What the task requires. Wherever the string "name" appears in the entries below, return the line that holds it.

Record excerpts.
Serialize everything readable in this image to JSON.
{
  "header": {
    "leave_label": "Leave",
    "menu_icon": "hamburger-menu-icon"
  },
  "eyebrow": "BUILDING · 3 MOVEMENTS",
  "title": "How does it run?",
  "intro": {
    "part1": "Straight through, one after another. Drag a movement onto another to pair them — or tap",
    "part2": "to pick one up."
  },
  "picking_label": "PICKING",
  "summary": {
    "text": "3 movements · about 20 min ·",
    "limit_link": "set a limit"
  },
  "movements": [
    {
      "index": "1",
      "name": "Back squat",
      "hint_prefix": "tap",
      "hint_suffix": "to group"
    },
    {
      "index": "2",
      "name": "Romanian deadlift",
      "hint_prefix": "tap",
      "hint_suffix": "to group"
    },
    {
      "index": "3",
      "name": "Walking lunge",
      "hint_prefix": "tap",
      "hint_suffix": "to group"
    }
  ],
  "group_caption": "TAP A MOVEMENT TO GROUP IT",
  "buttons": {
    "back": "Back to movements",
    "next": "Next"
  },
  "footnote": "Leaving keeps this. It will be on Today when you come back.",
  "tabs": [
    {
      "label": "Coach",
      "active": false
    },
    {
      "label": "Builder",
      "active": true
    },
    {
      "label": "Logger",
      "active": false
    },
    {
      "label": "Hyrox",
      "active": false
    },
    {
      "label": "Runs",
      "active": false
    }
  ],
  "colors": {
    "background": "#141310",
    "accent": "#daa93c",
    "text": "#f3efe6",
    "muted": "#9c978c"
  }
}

Written response.
      "name": "Back squat",
      "name": "Romanian deadlift",
      "name": "Walking lunge",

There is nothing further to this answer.